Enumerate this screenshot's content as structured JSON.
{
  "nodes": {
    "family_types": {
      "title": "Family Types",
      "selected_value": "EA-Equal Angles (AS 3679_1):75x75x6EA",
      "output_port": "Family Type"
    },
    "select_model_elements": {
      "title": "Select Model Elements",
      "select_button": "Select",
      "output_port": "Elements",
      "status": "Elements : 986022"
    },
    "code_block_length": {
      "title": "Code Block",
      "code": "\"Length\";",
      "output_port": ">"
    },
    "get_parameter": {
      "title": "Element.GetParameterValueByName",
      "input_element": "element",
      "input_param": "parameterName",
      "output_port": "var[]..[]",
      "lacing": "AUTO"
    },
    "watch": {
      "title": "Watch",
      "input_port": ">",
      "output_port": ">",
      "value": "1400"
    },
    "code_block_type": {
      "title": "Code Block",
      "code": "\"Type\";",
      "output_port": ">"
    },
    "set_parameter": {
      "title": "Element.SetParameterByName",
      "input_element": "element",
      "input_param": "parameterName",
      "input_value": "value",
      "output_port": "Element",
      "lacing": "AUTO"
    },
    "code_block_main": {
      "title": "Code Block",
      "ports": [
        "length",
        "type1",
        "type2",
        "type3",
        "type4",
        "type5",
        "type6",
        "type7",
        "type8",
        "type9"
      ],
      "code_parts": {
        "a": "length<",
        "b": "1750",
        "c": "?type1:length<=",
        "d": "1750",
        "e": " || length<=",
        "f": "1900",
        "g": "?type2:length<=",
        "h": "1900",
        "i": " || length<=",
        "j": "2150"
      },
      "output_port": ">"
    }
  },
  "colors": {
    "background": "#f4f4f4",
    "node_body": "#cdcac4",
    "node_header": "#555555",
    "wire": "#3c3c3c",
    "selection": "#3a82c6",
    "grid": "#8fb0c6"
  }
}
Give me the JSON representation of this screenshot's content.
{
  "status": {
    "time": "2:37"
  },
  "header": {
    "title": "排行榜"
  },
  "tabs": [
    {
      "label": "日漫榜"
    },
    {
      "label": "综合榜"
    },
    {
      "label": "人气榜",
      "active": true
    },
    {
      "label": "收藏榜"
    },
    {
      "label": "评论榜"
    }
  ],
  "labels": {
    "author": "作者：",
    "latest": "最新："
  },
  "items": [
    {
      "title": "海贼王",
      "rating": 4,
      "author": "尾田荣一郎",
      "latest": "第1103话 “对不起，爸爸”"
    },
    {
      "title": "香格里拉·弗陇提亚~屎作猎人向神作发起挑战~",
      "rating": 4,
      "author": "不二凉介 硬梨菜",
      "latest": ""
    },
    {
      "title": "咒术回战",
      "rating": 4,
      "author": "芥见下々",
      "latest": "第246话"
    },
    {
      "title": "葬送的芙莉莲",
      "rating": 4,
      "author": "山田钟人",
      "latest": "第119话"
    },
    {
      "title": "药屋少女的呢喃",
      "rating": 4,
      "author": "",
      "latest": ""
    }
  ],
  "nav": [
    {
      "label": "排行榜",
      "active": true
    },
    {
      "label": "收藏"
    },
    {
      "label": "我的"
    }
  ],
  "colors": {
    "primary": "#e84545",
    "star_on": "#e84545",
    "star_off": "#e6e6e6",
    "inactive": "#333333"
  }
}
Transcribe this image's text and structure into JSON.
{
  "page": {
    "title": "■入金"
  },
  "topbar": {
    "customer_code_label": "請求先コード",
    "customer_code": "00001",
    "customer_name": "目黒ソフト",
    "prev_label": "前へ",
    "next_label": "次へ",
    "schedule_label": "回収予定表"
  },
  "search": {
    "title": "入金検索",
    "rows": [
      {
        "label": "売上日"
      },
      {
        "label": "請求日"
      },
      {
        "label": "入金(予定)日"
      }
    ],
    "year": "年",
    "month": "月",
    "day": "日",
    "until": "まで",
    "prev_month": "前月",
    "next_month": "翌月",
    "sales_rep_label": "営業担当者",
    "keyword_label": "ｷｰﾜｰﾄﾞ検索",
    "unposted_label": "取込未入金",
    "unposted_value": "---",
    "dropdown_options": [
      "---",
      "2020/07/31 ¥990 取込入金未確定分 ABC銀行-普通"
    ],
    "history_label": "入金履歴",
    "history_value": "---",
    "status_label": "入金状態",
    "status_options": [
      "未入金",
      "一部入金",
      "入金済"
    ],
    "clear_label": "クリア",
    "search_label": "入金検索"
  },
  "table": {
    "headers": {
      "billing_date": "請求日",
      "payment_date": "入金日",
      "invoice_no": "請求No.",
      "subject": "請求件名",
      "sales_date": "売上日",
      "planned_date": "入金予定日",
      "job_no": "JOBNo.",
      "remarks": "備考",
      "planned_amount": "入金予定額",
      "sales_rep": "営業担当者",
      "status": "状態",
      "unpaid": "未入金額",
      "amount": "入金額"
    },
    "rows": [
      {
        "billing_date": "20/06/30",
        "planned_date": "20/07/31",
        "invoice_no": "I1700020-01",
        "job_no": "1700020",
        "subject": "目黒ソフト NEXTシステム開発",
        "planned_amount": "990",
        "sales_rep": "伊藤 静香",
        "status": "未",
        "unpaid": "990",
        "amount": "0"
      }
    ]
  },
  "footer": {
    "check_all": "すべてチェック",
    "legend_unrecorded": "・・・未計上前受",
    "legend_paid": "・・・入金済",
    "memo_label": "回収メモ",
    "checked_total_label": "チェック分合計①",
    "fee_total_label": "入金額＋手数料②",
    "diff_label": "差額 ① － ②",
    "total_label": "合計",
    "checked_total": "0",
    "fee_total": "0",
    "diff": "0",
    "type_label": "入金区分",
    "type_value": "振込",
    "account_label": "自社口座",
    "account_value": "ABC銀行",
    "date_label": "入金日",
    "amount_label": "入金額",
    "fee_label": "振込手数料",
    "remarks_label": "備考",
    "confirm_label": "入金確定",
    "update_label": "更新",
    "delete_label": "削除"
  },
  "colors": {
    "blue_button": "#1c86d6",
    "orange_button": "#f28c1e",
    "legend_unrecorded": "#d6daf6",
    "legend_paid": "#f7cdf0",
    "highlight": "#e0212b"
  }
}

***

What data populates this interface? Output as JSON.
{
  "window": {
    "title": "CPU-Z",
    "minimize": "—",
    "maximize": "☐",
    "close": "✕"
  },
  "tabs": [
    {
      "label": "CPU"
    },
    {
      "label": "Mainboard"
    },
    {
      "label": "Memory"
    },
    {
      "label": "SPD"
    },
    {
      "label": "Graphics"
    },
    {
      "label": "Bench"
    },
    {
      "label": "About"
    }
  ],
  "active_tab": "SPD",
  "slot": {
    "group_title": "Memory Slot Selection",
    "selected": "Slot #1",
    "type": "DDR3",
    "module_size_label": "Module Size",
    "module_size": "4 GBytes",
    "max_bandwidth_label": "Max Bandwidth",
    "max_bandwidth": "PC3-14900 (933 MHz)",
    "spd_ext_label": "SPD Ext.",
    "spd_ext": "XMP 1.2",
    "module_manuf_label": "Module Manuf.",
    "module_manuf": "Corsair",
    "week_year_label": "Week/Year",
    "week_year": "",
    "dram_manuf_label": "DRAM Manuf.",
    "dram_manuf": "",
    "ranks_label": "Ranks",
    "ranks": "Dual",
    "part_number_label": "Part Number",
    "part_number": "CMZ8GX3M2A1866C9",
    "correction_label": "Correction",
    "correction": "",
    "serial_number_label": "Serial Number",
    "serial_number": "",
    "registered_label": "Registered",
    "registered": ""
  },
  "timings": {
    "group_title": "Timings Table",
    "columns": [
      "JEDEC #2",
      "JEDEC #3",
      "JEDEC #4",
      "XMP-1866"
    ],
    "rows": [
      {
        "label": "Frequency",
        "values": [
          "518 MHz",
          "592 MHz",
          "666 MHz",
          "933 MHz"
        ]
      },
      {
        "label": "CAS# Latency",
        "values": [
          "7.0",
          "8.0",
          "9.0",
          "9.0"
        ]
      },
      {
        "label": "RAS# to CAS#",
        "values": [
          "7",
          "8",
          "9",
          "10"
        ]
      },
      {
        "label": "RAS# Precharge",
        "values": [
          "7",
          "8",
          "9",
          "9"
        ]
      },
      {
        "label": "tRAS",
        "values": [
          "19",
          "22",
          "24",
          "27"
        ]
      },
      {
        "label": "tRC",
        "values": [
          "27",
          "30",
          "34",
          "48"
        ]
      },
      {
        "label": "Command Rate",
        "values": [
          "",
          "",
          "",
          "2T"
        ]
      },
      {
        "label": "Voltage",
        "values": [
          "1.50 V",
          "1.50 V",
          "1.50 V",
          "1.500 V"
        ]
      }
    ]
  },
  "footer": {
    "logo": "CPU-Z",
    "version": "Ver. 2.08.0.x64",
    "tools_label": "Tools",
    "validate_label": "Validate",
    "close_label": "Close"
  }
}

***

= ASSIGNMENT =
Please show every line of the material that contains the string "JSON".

= YOUR RESPONSE =
Enumerate this screenshot's content as structured JSON.
Give me the JSON representation of this screenshot's content.
Transcribe this image's text and structure into JSON.
What data populates this interface? Output as JSON.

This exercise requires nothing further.